"If you have that kind of height, there’s a disadvantage of standing up tall way too early, looking in the backfield -- you’re driven off the line of scrimmage and can’t really control the opponent," Hunt says. "It’s getting better, but I still have to improve a little bit."
For NFL teams, the draft is as much a challenge in deciphering a player's upside as it is picking apart his current skills. Perhaps no 2013 prospect is as much a walking Rubik's Cube as Hunt.
“There are a bunch of guys that are going to have to play (various positions) -- one of the things about today's defenders is their versatility," NFL Network draft guru Mike Mayock said at the combine. "Margus Hunt ... what is he? Is he a 4-3 end or a 3-4 five-technique (3-4 defensive end)?"

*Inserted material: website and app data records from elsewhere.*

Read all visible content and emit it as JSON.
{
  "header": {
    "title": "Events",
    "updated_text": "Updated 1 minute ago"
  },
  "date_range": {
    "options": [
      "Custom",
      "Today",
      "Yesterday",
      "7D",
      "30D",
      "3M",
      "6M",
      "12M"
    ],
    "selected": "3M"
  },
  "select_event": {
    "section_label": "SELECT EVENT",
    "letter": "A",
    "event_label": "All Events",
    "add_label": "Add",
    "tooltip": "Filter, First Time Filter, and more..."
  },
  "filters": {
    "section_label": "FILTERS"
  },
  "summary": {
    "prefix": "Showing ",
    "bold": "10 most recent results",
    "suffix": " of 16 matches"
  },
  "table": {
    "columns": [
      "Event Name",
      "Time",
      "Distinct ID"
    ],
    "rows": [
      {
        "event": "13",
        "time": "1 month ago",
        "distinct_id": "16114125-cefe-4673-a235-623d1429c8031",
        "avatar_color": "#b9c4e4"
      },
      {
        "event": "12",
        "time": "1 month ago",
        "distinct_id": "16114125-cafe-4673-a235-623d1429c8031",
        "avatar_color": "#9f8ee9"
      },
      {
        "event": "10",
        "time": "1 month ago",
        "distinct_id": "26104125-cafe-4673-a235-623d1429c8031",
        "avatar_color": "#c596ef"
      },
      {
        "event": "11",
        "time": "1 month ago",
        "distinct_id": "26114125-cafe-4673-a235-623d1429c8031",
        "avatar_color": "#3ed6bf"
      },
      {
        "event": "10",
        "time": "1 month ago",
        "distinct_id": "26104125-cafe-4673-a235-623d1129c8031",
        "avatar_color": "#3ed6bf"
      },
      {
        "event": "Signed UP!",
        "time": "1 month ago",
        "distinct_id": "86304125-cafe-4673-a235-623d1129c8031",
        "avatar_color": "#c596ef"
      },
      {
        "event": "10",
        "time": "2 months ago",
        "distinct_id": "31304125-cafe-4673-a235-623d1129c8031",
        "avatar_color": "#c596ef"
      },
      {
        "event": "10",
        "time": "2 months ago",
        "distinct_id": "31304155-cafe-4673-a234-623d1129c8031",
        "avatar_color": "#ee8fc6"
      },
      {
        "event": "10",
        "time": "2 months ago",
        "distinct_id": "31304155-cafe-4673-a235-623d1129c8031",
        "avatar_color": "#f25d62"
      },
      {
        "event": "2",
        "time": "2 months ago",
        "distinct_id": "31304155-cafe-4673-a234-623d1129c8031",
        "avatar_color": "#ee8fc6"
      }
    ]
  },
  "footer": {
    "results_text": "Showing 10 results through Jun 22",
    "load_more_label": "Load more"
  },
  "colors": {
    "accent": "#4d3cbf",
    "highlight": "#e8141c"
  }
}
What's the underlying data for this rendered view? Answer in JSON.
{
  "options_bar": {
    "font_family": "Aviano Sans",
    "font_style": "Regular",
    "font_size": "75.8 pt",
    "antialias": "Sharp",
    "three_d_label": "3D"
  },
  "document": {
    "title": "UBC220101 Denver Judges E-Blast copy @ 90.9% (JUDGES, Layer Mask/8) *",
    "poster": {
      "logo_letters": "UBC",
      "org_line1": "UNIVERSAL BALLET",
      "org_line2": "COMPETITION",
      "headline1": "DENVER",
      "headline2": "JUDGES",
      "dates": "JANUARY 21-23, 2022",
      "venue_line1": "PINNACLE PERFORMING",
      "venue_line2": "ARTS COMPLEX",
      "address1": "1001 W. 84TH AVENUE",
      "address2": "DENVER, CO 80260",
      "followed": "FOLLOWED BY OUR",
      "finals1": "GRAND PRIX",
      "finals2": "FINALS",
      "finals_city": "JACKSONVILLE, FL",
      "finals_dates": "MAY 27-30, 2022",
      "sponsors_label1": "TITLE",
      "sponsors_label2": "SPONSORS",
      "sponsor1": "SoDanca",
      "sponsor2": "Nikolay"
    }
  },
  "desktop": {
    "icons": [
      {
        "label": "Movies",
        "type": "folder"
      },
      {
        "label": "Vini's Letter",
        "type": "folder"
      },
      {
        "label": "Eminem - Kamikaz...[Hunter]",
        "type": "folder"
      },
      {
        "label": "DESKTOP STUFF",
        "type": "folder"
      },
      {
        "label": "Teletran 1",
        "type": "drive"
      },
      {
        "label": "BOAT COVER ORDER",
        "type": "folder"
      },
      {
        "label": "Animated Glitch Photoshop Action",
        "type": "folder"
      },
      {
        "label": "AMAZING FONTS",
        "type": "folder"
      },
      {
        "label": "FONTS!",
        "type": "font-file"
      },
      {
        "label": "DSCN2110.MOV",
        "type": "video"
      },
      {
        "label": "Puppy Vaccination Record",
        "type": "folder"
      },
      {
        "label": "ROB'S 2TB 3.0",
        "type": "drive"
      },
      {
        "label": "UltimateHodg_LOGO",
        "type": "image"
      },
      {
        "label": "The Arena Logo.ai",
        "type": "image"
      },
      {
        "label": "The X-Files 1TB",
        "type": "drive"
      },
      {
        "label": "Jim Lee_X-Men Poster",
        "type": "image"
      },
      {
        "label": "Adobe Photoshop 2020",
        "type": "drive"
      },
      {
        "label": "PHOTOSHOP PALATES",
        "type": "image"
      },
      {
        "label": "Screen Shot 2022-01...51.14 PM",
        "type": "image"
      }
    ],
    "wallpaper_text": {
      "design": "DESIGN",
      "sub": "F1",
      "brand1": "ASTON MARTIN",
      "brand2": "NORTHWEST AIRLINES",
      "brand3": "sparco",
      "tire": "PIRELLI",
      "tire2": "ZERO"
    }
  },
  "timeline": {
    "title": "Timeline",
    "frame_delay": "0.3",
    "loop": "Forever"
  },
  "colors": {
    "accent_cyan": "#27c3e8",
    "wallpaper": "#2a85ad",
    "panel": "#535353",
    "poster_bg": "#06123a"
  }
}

With less than a month to go until the NFL descends on New York City for the 2013 draft, no one is entirely sure of the answer. The conversation becomes even more complicated when adding in the possibility of Hunt at an outside linebacker or the off-the-wall tight end idea.
Hunt excelled at that five-technique spot with SMU, although he says that he felt comfortable at any spot on the line. He's also quick to add that the Mustangs' scheme called for the DEs to line up wide on passing downs, so "it wasn't a brand-new feeling" when he was asked to take his position in a 4-3 at the Senior Bowl.
As with everything else, though, Hunt conveys a sense that he must continue maturing as a football player.
"There’s a lot of work to be done to be that every-down starter," Hunt says. Nary a scout or coach would dispute that, even if the exact projection for Hunt's future as an NFL player remains a mystery.